“I feel stupid,” Owen muttered.
“You probably look stupid,” Gwen replied under her breath, not taking her eyes off the smallish, grey and white striped Antobrun she was approaching. Its eyes were a startling blue.
“No fighting, kids,” Jack murmured, eyes locked with a tall, cream and gold Antobrun with a luxuriant bi-coloured mane.
Reaching the crew of the downed ship, each member of the team enfolded their counterpart in a hug, which was immediately returned. It was almost like dancing, crossed with playful wrestling; they swayed back and forth, side to side, sometimes shuffling their feet to maintain balance, and all the time hands wandered, stroking and patting. Eventually, after about five minutes of continuous hugging, they all separated, although they remained alongside their new friends. And it did feel like they were friends now.
Jack was led over to the chief, a stocky, greying, brown-patched Antobrun, and they discussed the damage to the ship while the rest of the team and the other crewmembers clustered together, exchanging names and asking questions. Ianto did a lot of translating and started to teach their new friends some basic words and phrases in English
Before they knew it, Ianto, Tosh, Owen, and Gwen, along with their friends Kelish, Lillan, Bettu, and Renn, were heading back to the SUV for tools and equipment so that Jack and Tosh could help chief engineer Murrum repair the guidance systems, which had shorted out when the ship was dragged out of normal space by the Rift and pitched out again above earth.
The afternoon sped past in a bustle of repair work and conversations. Tosh and Lillan worked alongside Jack and his new friend Rumyko, helping Murrum and the chief, Tarlo.

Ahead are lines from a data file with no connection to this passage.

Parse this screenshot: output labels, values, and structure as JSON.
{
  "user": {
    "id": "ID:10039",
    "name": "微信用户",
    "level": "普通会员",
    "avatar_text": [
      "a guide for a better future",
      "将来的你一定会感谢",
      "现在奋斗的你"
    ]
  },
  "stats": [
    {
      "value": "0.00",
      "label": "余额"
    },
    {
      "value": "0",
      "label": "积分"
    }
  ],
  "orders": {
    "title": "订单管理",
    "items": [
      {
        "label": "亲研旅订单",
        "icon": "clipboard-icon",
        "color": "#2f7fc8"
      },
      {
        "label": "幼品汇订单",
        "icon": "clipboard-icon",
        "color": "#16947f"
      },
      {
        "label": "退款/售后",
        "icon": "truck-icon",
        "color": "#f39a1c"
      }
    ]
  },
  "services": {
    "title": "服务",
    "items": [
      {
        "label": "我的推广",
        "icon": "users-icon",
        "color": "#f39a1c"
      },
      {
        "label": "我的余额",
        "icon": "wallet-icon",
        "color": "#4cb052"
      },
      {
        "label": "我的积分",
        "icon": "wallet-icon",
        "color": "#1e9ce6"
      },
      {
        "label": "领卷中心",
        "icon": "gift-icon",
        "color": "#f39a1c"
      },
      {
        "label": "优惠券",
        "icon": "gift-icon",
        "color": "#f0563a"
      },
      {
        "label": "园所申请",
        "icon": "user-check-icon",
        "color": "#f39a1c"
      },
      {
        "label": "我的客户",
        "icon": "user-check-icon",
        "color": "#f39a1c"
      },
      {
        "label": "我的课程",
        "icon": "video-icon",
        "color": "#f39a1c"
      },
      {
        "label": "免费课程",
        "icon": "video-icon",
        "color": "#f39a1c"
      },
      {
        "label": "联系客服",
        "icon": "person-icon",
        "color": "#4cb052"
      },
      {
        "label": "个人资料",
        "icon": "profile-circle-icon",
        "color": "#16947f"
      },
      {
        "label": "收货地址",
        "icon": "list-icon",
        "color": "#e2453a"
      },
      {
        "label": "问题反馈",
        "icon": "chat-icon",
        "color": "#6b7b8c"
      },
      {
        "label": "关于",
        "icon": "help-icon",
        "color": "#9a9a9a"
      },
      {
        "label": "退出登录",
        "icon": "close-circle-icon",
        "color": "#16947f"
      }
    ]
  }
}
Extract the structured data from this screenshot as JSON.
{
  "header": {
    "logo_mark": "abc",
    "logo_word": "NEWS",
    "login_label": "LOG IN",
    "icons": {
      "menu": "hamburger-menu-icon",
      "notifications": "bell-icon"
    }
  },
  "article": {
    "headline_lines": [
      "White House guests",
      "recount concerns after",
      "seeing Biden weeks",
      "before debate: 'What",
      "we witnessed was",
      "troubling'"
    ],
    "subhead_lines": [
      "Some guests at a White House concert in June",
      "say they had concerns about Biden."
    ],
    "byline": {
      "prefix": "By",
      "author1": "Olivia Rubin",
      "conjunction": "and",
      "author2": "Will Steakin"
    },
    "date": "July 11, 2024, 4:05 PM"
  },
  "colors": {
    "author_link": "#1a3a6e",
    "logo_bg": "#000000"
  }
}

With so many hands, the repairs were completed in less than three hours. Torchwood and the Antobruns spent the rest of the day learning each other’s customs and, in some cases, language, although the growls and rumbles that were a part of Antobrun speech were difficult for humans to replicate, leading to a great deal of shared laughter.

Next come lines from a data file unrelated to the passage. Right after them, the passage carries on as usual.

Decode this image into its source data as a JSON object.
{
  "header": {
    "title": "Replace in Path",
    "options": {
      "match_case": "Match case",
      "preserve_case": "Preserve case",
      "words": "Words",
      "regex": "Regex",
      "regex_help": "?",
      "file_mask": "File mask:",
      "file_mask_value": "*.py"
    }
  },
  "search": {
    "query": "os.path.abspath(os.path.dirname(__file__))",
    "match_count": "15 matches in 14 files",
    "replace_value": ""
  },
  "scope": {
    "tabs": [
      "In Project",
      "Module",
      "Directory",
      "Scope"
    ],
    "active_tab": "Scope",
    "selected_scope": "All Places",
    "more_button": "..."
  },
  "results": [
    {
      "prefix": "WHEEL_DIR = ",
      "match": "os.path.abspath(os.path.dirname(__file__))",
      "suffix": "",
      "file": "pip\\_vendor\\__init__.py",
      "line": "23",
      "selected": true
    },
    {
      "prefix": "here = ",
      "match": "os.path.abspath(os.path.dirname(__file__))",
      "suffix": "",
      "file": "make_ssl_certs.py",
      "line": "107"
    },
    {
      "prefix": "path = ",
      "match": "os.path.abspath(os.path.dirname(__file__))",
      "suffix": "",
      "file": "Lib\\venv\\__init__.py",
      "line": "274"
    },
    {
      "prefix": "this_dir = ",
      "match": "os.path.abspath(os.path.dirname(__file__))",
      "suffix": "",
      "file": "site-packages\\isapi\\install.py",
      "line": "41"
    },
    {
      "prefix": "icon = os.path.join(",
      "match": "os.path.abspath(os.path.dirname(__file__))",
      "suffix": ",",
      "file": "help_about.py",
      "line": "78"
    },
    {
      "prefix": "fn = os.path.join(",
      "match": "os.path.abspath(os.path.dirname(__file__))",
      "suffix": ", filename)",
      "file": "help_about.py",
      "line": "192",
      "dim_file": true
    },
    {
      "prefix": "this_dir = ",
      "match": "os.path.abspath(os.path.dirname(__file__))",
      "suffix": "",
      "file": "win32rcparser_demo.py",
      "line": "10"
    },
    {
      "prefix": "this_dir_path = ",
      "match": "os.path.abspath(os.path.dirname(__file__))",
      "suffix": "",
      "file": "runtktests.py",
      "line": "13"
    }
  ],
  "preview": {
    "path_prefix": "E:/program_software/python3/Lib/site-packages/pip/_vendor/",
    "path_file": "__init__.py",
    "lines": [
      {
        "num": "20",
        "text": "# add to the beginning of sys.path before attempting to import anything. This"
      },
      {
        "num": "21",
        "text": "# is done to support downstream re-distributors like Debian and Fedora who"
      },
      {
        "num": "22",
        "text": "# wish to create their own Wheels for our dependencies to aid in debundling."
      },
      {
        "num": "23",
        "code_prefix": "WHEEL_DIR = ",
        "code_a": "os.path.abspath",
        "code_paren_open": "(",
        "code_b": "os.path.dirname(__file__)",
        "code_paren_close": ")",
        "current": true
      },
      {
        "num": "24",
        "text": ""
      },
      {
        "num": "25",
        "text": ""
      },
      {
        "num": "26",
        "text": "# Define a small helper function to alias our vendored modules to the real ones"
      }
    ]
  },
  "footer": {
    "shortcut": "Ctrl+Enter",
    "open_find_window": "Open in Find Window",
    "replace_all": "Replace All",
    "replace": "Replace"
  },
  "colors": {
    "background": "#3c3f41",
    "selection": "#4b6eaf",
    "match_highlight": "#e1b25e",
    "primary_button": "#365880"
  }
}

It was with mixed feelings that Ianto and the rest of the team vigorously hugged their new friends goodbye, a ritual that took easily twice as long as the greeting ceremony, and watched them board their ship. On the one hand, it was good that their ship was repaired and they could head back towards their own familiar region of space, but everyone was going to miss the lively, genial company of the Antobruns. Ianto especially regretted that he wouldn’t have a chance to learn even more about these fascinating people and their society. He could have happily talked with them for days.

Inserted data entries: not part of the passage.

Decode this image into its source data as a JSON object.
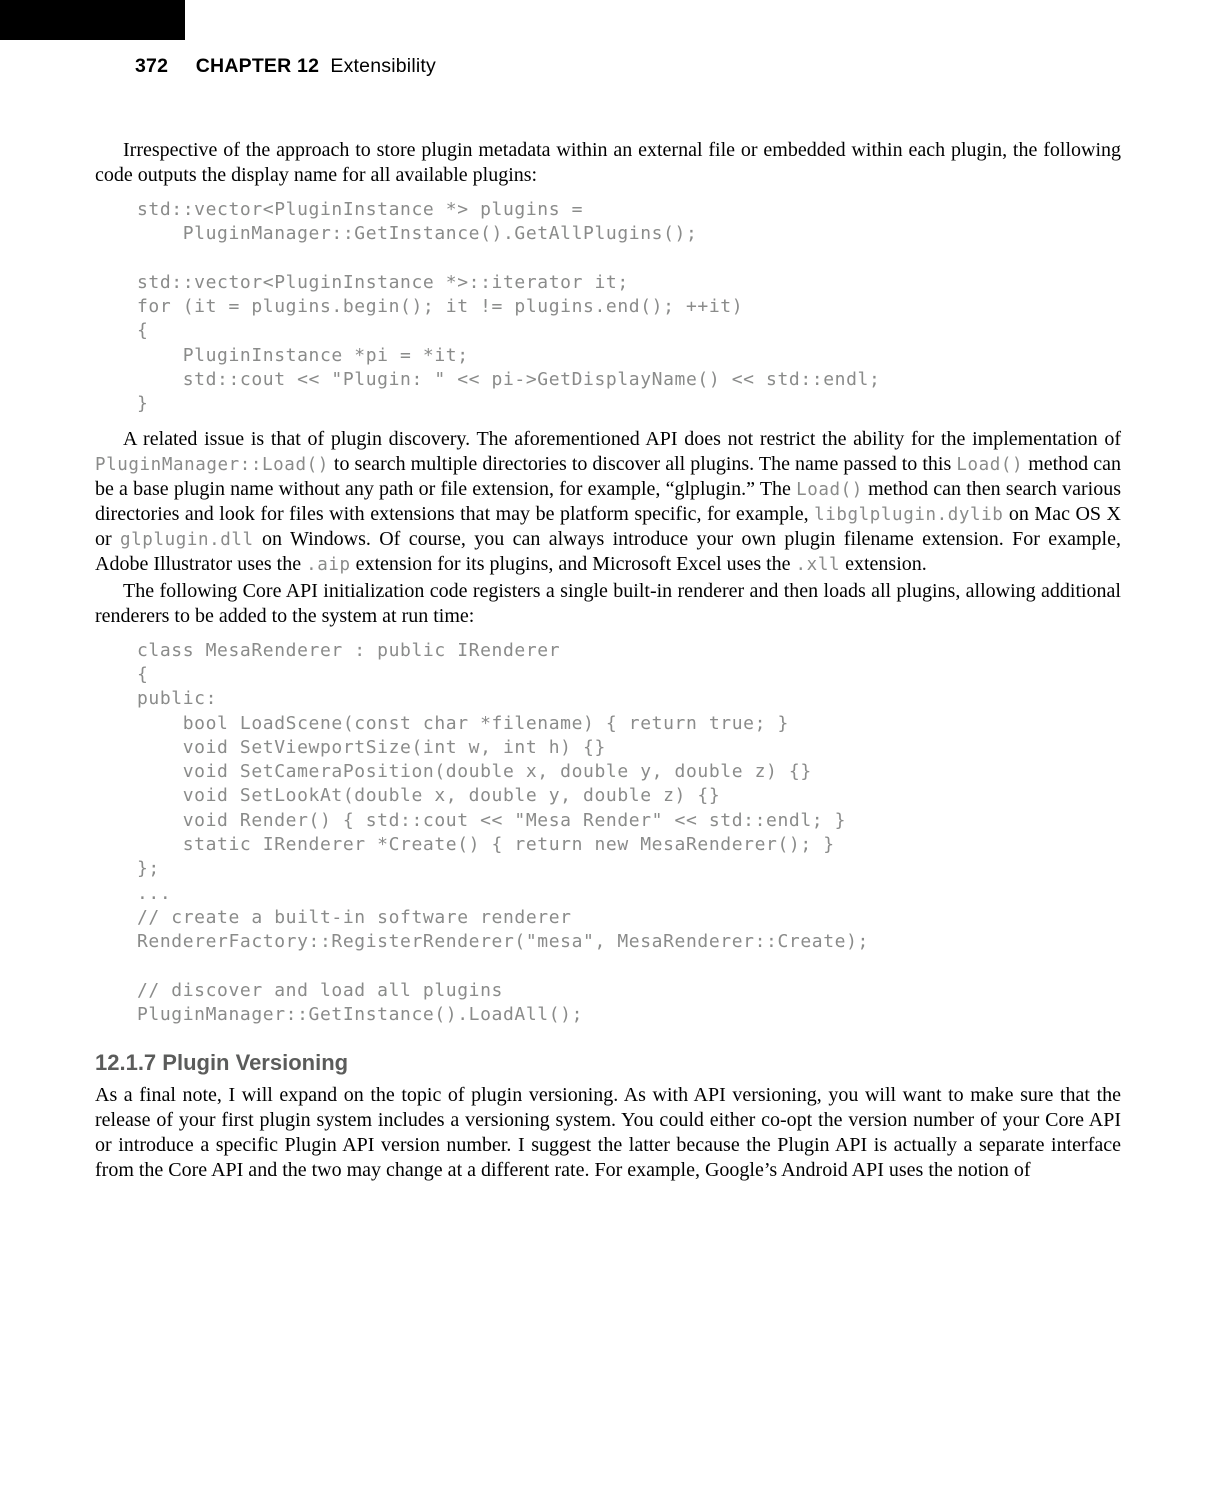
{
  "header": {
    "page_number": "372",
    "chapter_label": "CHAPTER 12",
    "chapter_title": "Extensibility"
  },
  "para1": "Irrespective of the approach to store plugin metadata within an external file or embedded within each plugin, the following code outputs the display name for all available plugins:",
  "code1": "std::vector<PluginInstance *> plugins =\n    PluginManager::GetInstance().GetAllPlugins();\n\nstd::vector<PluginInstance *>::iterator it;\nfor (it = plugins.begin(); it != plugins.end(); ++it)\n{\n    PluginInstance *pi = *it;\n    std::cout << \"Plugin: \" << pi->GetDisplayName() << std::endl;\n}",
  "para2": {
    "t1": "A related issue is that of plugin discovery. The aforementioned API does not restrict the ability for the implementation of ",
    "c1": "PluginManager::Load()",
    "t2": " to search multiple directories to discover all plugins. The name passed to this ",
    "c2": "Load()",
    "t3": " method can be a base plugin name without any path or file extension, for example, “glplugin.” The ",
    "c3": "Load()",
    "t4": " method can then search various directories and look for files with extensions that may be platform specific, for example, ",
    "c4": "libglplugin.dylib",
    "t5": " on Mac OS X or ",
    "c5": "glplugin.dll",
    "t6": " on Windows. Of course, you can always introduce your own plugin filename extension. For example, Adobe Illustrator uses the ",
    "c6": ".aip",
    "t7": " extension for its plugins, and Microsoft Excel uses the ",
    "c7": ".xll",
    "t8": " extension."
  },
  "para3": "The following Core API initialization code registers a single built-in renderer and then loads all plugins, allowing additional renderers to be added to the system at run time:",
  "code2": "class MesaRenderer : public IRenderer\n{\npublic:\n    bool LoadScene(const char *filename) { return true; }\n    void SetViewportSize(int w, int h) {}\n    void SetCameraPosition(double x, double y, double z) {}\n    void SetLookAt(double x, double y, double z) {}\n    void Render() { std::cout << \"Mesa Render\" << std::endl; }\n    static IRenderer *Create() { return new MesaRenderer(); }\n};\n...\n// create a built-in software renderer\nRendererFactory::RegisterRenderer(\"mesa\", MesaRenderer::Create);\n\n// discover and load all plugins\nPluginManager::GetInstance().LoadAll();",
  "section_heading": "12.1.7 Plugin Versioning",
  "para4": "As a final note, I will expand on the topic of plugin versioning. As with API versioning, you will want to make sure that the release of your first plugin system includes a versioning system. You could either co-opt the version number of your Core API or introduce a specific Plugin API version number. I suggest the latter because the Plugin API is actually a separate interface from the Core API and the two may change at a different rate. For example, Google’s Android API uses the notion of"
}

The ramp withdrew, the hatch closed, and the team moved off to watch from the ridge as the ship’s engines fired and it soared up into the midnight sky, receding so quickly that within a couple of minutes, they could barely make it out, just one more pinprick of light among the stars.
Jack’s voice broke the silence. “Well done, everybody. As first contacts go, I’d say that was a success. You all did very well.”
“It was fun.” Tosh smiled. “I’m going to miss Lillan though. He was lovely.”
“I think Bettu fancied me,” Owen grinned. “She hardly took her eyes off me.”
“She was fascinated by your wide mouth,” Ianto explained. “Antobrun mouths are quite a bit smaller.”
Owen shrugged. “Whatever.”
“Come on,” Jack interrupted. “We’ve still got a long drive back to Cardiff. Don’t know about the rest of you, but I’d like to get there before dawn.”
Ianto nodded agreement. “I’m about ready for my bed.” Turning on his torch, he began to pick his way down the far side of the ridge. It had been a long and interesting day, and he had a lot to think about on the drive home.
Maybe just this once he’d let Jack drive, as long as he promised not to try for the land speed record.